◆ **What you have to do**
Determine how many lines in the records that follow hold the string "content". Only that number should be returned.
---- Data
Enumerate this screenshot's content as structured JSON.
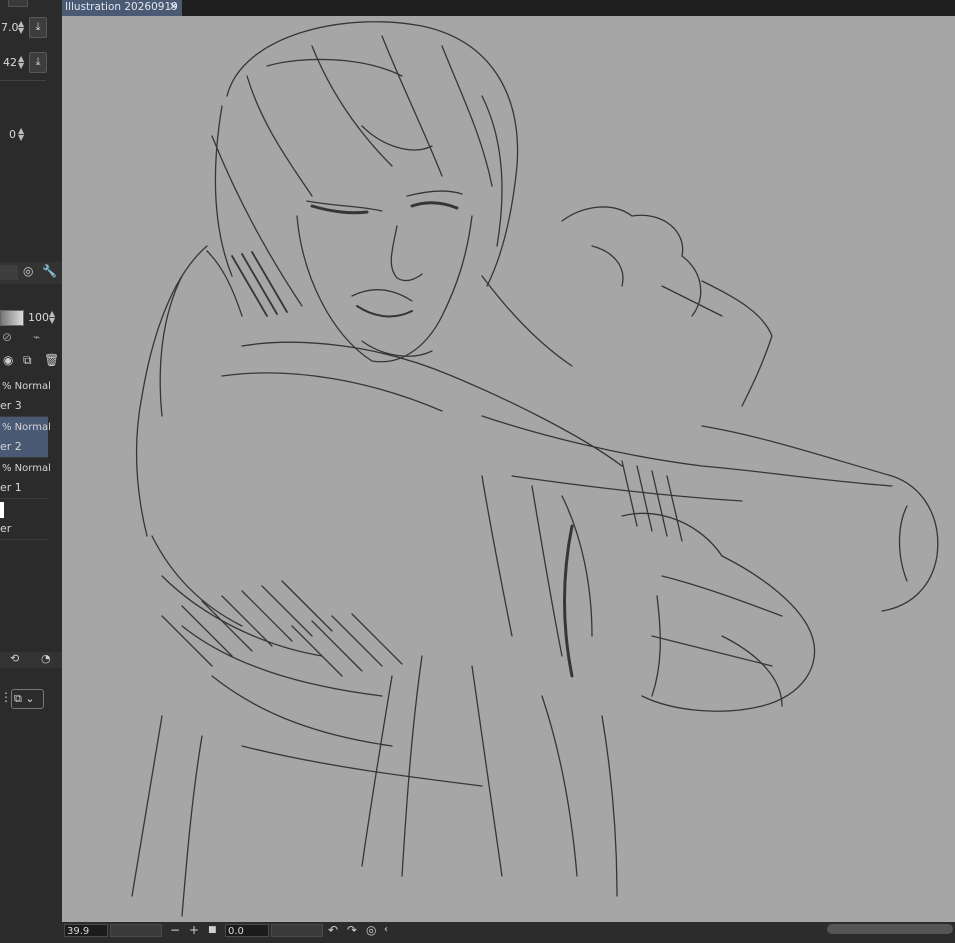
{
  "tab": {
    "title": "Illustration 20260919",
    "close_glyph": "✕"
  },
  "tool_props": {
    "brush_size": "7.0",
    "opacity": "42",
    "stabilization": "0"
  },
  "layers": {
    "opacity": "100",
    "items": [
      {
        "mode": "% Normal",
        "name": "er 3",
        "selected": false
      },
      {
        "mode": "% Normal",
        "name": "er 2",
        "selected": true
      },
      {
        "mode": "% Normal",
        "name": "er 1",
        "selected": false
      },
      {
        "mode": "",
        "name": "er",
        "selected": false
      }
    ]
  },
  "status": {
    "zoom": "39.9",
    "angle": "0.0"
  },
  "colors": {
    "canvas": "#a6a6a6",
    "panel": "#2b2b2b",
    "selection": "#4a5a75"
  }
}
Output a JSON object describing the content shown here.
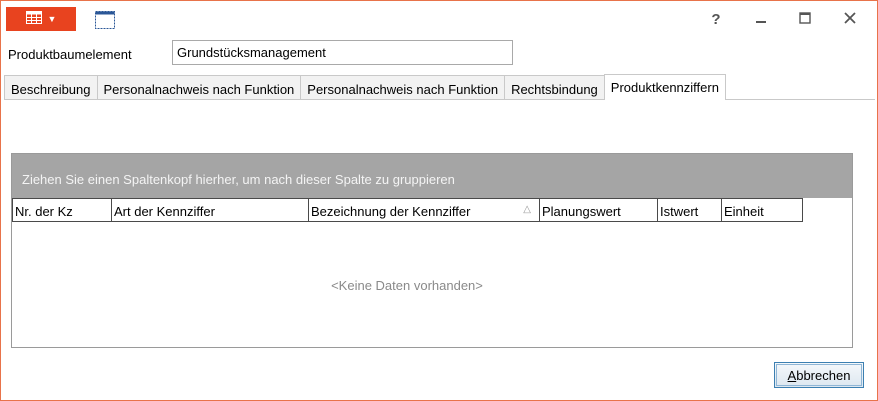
{
  "window": {
    "help_label": "?",
    "accent_color": "#e8431f"
  },
  "icons": {
    "app_menu": "grid-icon",
    "app_menu_caret": "caret-down-icon",
    "layout": "window-layout-icon",
    "minimize": "minimize-icon",
    "maximize": "maximize-icon",
    "close": "close-icon",
    "sort": "sort-ascending-icon"
  },
  "field": {
    "label": "Produktbaumelement",
    "value": "Grundstücksmanagement"
  },
  "tabs": [
    {
      "label": "Beschreibung",
      "active": false
    },
    {
      "label": "Personalnachweis nach Funktion",
      "active": false
    },
    {
      "label": "Personalnachweis nach Funktion",
      "active": false
    },
    {
      "label": "Rechtsbindung",
      "active": false
    },
    {
      "label": "Produktkennziffern",
      "active": true
    }
  ],
  "grid": {
    "group_panel_text": "Ziehen Sie einen Spaltenkopf hierher, um nach dieser Spalte zu gruppieren",
    "columns": [
      {
        "label": "Nr. der Kz"
      },
      {
        "label": "Art der Kennziffer"
      },
      {
        "label": "Bezeichnung der Kennziffer",
        "sorted": "ascending",
        "sort_glyph": "△"
      },
      {
        "label": "Planungswert"
      },
      {
        "label": "Istwert"
      },
      {
        "label": "Einheit"
      }
    ],
    "empty_text": "<Keine Daten vorhanden>"
  },
  "buttons": {
    "cancel_accesskey": "A",
    "cancel_rest": "bbrechen"
  }
}
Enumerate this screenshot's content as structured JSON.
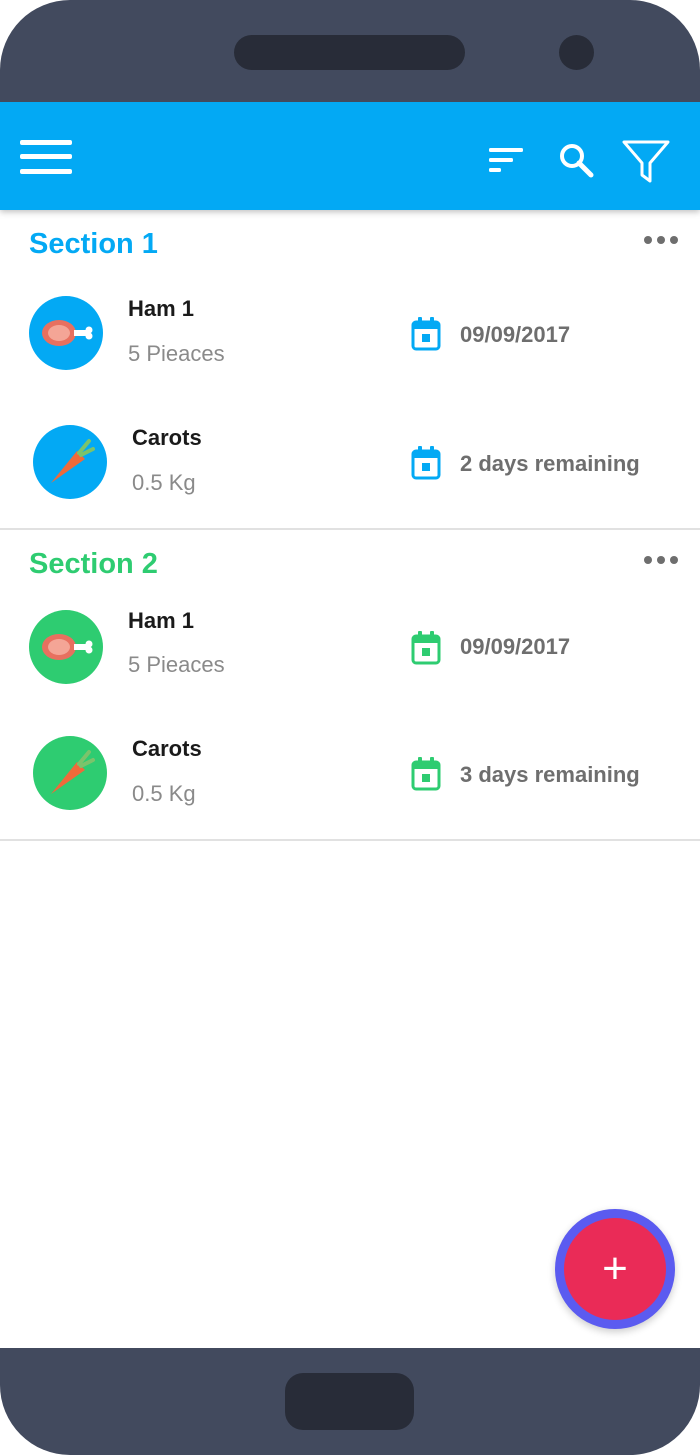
{
  "theme": {
    "primary": "#03a9f4",
    "accent_green": "#2ecc71",
    "fab": "#ea2b57",
    "fab_ring": "#5b5bf0"
  },
  "toolbar": {
    "menu_icon": "hamburger-menu-icon",
    "sort_icon": "sort-icon",
    "search_icon": "search-icon",
    "filter_icon": "filter-icon"
  },
  "sections": [
    {
      "title": "Section 1",
      "color": "#03a9f4",
      "items": [
        {
          "name": "Ham 1",
          "quantity": "5 Pieaces",
          "date": "09/09/2017",
          "icon": "ham-icon"
        },
        {
          "name": "Carots",
          "quantity": "0.5 Kg",
          "date": "2 days remaining",
          "icon": "carrot-icon"
        }
      ]
    },
    {
      "title": "Section 2",
      "color": "#2ecc71",
      "items": [
        {
          "name": "Ham 1",
          "quantity": "5 Pieaces",
          "date": "09/09/2017",
          "icon": "ham-icon"
        },
        {
          "name": "Carots",
          "quantity": "0.5 Kg",
          "date": "3 days remaining",
          "icon": "carrot-icon"
        }
      ]
    }
  ],
  "fab": {
    "label": "+"
  }
}
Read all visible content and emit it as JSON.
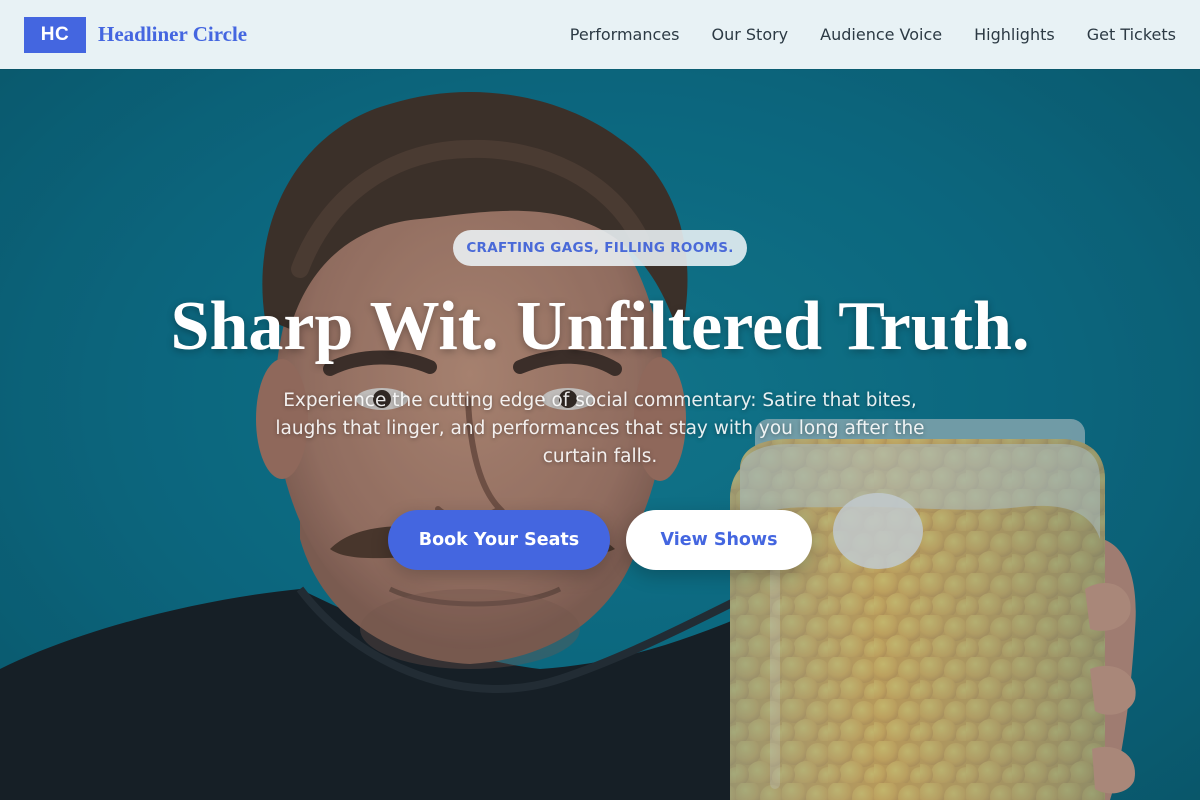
{
  "brand": {
    "badge": "HC",
    "name": "Headliner Circle",
    "accent_color": "#4466e0"
  },
  "nav": {
    "items": [
      {
        "label": "Performances"
      },
      {
        "label": "Our Story"
      },
      {
        "label": "Audience Voice"
      },
      {
        "label": "Highlights"
      },
      {
        "label": "Get Tickets"
      }
    ]
  },
  "hero": {
    "tagline": "CRAFTING GAGS, FILLING ROOMS.",
    "title": "Sharp Wit. Unfiltered Truth.",
    "subtitle": "Experience the cutting edge of social commentary: Satire that bites, laughs that linger, and performances that stay with you long after the curtain falls.",
    "primary_button": "Book Your Seats",
    "secondary_button": "View Shows",
    "background_color": "#0d7790",
    "image": "man-with-mustache-holding-jar-of-cheese-puffs"
  }
}
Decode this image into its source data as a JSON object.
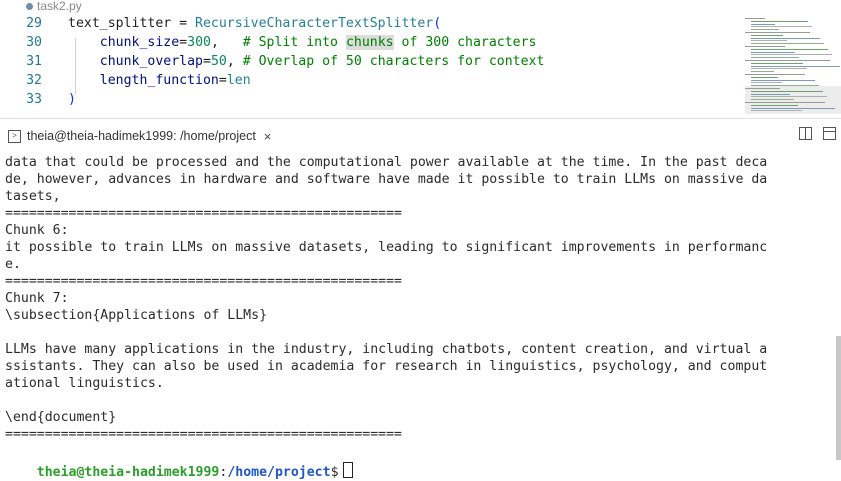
{
  "editor": {
    "tab_filename": "task2.py",
    "lines": [
      {
        "number": "29",
        "parts": [
          {
            "text": "text_splitter = ",
            "kind": "plain"
          },
          {
            "text": "RecursiveCharacterTextSplitter",
            "kind": "func"
          },
          {
            "text": "(",
            "kind": "punc"
          }
        ]
      },
      {
        "number": "30",
        "parts": [
          {
            "text": "    ",
            "kind": "plain"
          },
          {
            "text": "chunk_size",
            "kind": "param"
          },
          {
            "text": "=",
            "kind": "plain"
          },
          {
            "text": "300",
            "kind": "num"
          },
          {
            "text": ",   ",
            "kind": "plain"
          },
          {
            "text": "# Split into ",
            "kind": "cmt"
          },
          {
            "text": "chunks",
            "kind": "hl"
          },
          {
            "text": " of 300 characters",
            "kind": "cmt"
          }
        ]
      },
      {
        "number": "31",
        "parts": [
          {
            "text": "    ",
            "kind": "plain"
          },
          {
            "text": "chunk_overlap",
            "kind": "param"
          },
          {
            "text": "=",
            "kind": "plain"
          },
          {
            "text": "50",
            "kind": "num"
          },
          {
            "text": ", ",
            "kind": "plain"
          },
          {
            "text": "# Overlap of 50 characters for context",
            "kind": "cmt"
          }
        ]
      },
      {
        "number": "32",
        "parts": [
          {
            "text": "    ",
            "kind": "plain"
          },
          {
            "text": "length_function",
            "kind": "param"
          },
          {
            "text": "=",
            "kind": "plain"
          },
          {
            "text": "len",
            "kind": "func"
          }
        ]
      },
      {
        "number": "33",
        "parts": [
          {
            "text": ")",
            "kind": "punc"
          }
        ]
      }
    ]
  },
  "panel": {
    "terminal_tab_label": "theia@theia-hadimek1999: /home/project",
    "close_glyph": "×",
    "terminal_icon": "terminal-icon",
    "split_icon": "split-terminal-icon",
    "maximize_icon": "maximize-panel-icon"
  },
  "terminal": {
    "lines": [
      "data that could be processed and the computational power available at the time. In the past deca",
      "de, however, advances in hardware and software have made it possible to train LLMs on massive da",
      "tasets,",
      "==================================================",
      "Chunk 6:",
      "it possible to train LLMs on massive datasets, leading to significant improvements in performanc",
      "e.",
      "==================================================",
      "Chunk 7:",
      "\\subsection{Applications of LLMs}",
      "",
      "LLMs have many applications in the industry, including chatbots, content creation, and virtual a",
      "ssistants. They can also be used in academia for research in linguistics, psychology, and comput",
      "ational linguistics.",
      "",
      "\\end{document}",
      "=================================================="
    ],
    "prompt": {
      "user_host": "theia@theia-hadimek1999",
      "separator": ":",
      "path": "/home/project",
      "symbol": "$"
    }
  },
  "colors": {
    "line_number": "#237893",
    "comment": "#008000",
    "number": "#098658",
    "function": "#267f99",
    "prompt_user": "#2a9f2a",
    "prompt_path": "#2155c8"
  }
}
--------
◆ **Solution**
5